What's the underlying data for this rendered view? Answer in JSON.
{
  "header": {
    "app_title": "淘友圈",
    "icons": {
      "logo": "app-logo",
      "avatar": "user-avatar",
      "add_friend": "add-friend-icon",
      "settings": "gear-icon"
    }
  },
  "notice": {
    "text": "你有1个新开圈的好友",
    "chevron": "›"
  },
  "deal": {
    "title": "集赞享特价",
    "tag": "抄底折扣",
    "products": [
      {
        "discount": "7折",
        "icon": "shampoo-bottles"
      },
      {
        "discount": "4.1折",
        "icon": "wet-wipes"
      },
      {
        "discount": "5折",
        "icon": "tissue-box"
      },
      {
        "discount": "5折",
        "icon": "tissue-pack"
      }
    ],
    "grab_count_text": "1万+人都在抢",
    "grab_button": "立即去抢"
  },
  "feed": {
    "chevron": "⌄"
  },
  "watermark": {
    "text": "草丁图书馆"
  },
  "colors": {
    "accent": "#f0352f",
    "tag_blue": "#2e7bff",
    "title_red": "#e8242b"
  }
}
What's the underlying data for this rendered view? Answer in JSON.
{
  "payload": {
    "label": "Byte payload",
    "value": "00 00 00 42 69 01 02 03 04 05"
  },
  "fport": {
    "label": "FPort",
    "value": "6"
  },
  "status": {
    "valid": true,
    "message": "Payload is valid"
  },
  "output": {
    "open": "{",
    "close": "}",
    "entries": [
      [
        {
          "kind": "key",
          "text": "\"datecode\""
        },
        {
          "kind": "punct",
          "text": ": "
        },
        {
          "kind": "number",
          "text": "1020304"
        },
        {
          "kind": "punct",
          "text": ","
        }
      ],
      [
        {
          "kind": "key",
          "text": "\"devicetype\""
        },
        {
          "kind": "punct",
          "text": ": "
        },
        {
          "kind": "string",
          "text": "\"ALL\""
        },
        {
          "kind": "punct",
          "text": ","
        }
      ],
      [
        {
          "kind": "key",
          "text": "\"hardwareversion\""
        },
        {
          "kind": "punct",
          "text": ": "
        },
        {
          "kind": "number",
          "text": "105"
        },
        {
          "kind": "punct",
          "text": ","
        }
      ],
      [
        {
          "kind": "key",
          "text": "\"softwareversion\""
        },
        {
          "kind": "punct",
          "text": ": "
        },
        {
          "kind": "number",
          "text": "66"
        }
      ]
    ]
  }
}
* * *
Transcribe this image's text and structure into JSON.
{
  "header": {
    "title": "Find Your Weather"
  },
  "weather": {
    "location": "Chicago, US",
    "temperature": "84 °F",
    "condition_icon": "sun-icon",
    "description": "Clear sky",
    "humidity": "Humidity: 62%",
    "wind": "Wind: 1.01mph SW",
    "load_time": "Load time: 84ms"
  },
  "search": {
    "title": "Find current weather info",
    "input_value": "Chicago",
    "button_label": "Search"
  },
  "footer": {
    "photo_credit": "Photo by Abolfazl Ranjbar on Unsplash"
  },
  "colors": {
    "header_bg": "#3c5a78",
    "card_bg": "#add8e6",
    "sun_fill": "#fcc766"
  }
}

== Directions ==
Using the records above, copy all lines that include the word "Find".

== Response to this task ==
    "title": "Find Your Weather"
    "title": "Find current weather info",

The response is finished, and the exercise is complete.